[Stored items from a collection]
▶

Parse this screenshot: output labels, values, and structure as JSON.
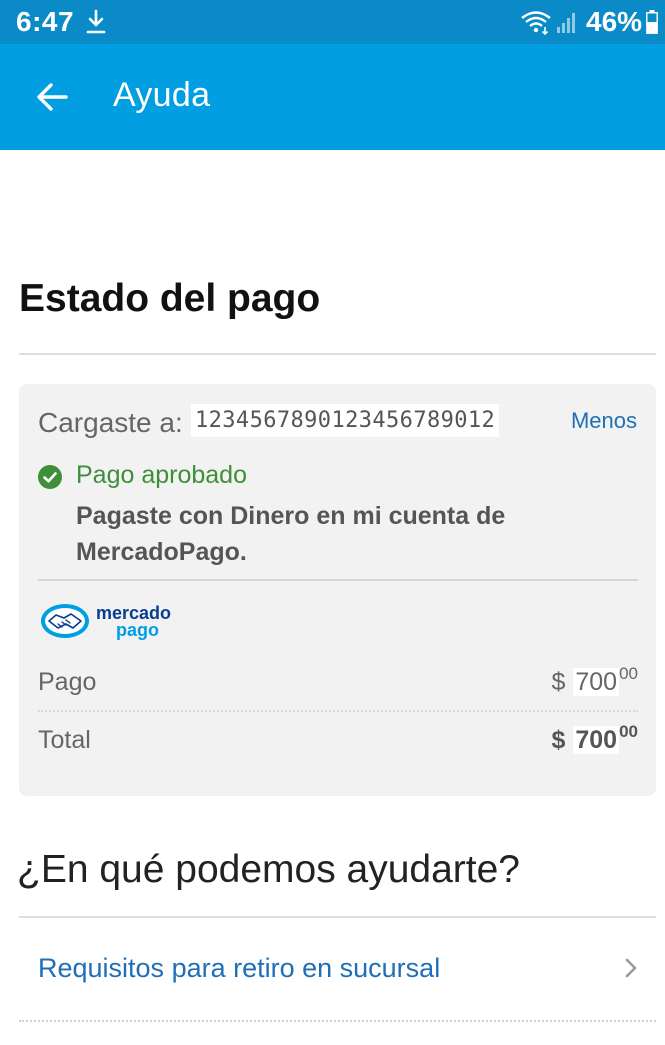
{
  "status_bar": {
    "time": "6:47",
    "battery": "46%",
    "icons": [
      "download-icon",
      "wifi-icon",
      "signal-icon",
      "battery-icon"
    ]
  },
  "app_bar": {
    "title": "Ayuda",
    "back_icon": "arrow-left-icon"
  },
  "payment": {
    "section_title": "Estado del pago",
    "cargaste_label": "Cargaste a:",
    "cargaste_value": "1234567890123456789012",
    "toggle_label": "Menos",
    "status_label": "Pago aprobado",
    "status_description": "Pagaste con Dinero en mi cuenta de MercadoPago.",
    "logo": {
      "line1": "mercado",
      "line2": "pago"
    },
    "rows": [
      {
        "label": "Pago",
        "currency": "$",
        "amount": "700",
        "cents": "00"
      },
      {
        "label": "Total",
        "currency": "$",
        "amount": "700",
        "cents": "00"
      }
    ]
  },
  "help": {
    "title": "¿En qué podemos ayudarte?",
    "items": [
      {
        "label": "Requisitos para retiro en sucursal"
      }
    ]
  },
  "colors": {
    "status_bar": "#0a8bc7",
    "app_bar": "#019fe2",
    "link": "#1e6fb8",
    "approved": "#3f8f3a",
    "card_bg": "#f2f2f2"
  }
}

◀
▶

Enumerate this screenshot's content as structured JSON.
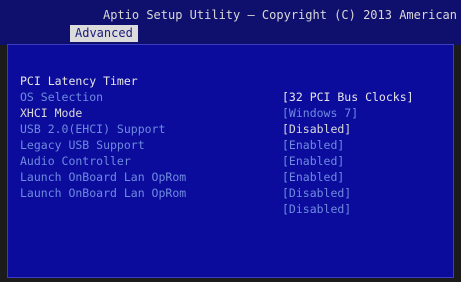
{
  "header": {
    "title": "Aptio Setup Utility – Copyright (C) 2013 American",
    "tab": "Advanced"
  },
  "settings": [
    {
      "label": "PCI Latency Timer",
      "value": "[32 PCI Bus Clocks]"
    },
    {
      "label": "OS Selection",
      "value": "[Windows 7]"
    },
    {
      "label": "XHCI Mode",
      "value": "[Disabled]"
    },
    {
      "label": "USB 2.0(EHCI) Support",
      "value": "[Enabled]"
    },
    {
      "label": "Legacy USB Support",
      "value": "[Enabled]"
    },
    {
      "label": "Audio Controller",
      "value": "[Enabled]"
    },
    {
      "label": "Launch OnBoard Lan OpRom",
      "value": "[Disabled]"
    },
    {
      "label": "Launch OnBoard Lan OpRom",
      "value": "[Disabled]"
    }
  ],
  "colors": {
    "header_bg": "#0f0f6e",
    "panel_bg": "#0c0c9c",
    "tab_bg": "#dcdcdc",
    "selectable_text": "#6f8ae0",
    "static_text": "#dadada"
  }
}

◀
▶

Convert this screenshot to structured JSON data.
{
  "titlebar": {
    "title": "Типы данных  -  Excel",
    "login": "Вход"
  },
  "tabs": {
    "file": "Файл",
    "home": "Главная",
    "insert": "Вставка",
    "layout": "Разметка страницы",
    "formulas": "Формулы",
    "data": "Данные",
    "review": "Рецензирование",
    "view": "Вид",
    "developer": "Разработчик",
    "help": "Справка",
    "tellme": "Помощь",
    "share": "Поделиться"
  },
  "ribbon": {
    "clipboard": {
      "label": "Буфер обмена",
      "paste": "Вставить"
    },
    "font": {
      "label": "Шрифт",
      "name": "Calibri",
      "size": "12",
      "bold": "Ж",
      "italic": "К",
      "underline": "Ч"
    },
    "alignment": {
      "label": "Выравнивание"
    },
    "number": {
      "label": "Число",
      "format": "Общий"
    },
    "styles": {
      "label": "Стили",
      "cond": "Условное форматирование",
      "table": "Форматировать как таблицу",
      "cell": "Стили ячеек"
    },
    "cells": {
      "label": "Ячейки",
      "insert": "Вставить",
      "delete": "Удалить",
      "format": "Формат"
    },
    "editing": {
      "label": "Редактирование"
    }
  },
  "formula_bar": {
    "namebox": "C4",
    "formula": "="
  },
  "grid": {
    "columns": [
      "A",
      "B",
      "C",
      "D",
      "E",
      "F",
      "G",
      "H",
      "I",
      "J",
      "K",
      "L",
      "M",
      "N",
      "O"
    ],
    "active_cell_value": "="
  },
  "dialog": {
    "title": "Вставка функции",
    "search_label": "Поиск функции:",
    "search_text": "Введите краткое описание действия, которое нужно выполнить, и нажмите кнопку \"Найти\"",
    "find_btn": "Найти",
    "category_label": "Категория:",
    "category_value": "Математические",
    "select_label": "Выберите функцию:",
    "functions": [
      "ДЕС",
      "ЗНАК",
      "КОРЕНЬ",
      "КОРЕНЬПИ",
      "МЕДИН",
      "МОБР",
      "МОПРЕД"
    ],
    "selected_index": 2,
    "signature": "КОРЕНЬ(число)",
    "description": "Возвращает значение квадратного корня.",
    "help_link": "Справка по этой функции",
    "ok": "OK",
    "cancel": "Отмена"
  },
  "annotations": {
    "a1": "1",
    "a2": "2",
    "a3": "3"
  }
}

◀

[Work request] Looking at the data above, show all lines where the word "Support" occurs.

[Answer box]
      "label": "USB 2.0(EHCI) Support",
      "label": "Legacy USB Support",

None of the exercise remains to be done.